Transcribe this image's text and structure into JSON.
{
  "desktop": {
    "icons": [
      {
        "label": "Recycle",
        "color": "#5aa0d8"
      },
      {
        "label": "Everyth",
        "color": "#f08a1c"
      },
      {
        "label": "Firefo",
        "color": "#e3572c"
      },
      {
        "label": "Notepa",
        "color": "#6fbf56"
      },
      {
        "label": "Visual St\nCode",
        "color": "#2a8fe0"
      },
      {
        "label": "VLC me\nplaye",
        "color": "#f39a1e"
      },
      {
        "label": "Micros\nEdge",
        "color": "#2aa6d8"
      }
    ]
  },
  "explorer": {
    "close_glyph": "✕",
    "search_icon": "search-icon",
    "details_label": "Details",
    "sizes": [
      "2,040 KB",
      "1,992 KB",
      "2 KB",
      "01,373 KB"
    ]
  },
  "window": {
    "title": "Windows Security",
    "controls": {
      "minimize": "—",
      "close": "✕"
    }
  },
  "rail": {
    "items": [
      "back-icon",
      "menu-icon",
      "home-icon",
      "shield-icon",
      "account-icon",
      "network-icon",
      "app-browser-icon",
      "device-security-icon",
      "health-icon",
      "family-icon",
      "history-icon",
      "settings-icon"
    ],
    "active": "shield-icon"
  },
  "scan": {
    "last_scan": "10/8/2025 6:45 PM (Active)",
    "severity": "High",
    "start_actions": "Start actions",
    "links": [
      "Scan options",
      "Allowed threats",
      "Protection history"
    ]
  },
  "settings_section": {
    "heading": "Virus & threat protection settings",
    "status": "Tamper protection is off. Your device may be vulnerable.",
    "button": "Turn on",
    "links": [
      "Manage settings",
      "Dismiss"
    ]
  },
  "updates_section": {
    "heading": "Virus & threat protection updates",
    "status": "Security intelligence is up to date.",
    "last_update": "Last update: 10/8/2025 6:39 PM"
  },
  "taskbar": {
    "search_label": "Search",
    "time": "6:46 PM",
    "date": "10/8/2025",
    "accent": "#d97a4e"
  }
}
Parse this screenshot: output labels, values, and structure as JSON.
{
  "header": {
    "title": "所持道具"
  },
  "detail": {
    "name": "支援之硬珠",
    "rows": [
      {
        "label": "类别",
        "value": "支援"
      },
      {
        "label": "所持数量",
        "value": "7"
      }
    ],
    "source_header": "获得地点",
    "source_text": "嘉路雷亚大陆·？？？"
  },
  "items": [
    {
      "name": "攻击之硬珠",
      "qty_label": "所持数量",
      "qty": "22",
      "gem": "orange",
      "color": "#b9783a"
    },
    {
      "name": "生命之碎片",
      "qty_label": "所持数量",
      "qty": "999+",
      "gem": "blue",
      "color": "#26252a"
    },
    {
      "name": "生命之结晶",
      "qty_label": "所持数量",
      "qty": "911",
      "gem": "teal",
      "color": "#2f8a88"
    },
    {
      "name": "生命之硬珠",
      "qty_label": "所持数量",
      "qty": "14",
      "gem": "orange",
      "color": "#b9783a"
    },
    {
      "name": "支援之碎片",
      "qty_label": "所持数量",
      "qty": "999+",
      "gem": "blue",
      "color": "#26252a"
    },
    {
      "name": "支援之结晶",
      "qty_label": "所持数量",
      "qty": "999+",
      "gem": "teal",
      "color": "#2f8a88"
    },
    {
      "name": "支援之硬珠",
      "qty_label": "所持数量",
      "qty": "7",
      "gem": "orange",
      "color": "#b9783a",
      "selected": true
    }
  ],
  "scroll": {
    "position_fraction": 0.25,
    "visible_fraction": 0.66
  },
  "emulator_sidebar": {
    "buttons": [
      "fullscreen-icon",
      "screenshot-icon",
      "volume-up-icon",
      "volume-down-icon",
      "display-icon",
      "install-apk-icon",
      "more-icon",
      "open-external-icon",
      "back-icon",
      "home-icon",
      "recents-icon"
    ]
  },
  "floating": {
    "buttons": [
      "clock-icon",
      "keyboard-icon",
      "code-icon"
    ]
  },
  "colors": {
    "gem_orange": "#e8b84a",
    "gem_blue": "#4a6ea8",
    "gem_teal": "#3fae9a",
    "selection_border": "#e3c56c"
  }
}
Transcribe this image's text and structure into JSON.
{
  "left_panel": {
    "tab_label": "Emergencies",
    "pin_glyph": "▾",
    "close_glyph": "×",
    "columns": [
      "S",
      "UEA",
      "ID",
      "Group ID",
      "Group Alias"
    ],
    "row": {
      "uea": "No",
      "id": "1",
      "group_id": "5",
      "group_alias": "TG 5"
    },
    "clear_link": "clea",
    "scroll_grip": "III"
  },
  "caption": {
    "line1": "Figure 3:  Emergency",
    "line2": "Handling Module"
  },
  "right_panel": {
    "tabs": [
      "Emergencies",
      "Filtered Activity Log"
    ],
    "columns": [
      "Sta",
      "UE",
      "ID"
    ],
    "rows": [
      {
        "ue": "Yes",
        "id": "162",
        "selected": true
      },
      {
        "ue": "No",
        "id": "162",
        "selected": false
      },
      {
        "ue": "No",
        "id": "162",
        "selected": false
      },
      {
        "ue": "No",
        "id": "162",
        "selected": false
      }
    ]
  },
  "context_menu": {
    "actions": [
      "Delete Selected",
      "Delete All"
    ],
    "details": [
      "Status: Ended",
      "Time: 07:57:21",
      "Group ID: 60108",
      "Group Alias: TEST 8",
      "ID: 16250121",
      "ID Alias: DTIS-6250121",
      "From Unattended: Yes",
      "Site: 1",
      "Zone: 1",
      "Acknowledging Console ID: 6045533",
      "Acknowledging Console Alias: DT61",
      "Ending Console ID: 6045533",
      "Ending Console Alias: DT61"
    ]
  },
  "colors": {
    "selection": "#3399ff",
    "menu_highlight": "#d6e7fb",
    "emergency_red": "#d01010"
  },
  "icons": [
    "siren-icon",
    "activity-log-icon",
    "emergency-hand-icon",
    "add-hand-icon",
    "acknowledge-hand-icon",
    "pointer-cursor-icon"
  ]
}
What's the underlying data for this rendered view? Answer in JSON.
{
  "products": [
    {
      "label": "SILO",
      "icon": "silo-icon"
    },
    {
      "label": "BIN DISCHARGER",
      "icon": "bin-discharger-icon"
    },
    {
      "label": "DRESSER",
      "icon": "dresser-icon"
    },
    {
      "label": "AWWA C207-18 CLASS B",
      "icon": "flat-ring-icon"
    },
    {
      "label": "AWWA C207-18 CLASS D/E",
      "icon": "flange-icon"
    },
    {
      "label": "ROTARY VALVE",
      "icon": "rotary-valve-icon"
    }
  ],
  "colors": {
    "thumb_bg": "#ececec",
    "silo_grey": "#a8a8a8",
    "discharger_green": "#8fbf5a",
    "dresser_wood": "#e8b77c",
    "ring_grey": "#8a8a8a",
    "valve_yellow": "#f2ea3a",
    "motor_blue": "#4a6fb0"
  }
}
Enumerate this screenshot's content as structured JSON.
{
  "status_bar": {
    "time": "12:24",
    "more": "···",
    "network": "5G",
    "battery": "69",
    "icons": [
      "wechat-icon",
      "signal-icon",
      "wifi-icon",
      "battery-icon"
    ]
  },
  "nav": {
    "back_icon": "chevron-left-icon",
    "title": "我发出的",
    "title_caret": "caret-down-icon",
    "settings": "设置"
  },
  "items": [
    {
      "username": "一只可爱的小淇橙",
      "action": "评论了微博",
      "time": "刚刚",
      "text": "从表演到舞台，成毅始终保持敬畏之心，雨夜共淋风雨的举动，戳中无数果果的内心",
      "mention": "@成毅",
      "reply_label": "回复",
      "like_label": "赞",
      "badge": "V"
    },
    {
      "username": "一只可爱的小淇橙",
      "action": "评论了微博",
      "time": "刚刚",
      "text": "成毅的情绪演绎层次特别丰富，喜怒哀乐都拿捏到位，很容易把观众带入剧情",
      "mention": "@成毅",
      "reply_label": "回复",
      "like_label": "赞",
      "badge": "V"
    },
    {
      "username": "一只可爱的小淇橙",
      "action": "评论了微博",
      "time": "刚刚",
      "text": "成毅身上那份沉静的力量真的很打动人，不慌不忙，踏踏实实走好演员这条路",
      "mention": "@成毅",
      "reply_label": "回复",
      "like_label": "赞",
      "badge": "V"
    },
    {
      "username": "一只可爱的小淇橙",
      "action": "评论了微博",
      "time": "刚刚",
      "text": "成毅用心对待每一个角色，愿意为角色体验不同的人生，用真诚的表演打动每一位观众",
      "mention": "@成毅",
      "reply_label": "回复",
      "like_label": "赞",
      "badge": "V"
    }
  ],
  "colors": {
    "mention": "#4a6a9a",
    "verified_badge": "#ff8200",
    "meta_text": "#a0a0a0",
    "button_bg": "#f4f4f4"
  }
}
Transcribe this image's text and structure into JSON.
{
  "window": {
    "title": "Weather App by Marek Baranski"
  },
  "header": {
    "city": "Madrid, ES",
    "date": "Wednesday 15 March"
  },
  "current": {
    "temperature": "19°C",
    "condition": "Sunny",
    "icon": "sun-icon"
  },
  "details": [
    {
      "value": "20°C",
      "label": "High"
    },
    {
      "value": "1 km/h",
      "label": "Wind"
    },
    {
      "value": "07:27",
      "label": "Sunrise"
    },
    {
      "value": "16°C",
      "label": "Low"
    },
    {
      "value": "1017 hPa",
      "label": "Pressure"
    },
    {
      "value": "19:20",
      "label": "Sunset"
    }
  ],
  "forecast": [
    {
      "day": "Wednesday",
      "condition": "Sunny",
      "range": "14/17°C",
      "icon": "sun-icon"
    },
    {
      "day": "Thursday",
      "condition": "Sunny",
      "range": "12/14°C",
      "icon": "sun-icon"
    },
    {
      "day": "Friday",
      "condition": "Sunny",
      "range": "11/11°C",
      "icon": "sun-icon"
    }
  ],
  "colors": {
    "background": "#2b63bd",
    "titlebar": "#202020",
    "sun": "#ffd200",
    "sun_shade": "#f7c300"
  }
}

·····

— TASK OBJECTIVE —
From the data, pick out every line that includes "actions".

— SOLUTION BELOW —
    "start_actions": "Start actions",
    "actions": [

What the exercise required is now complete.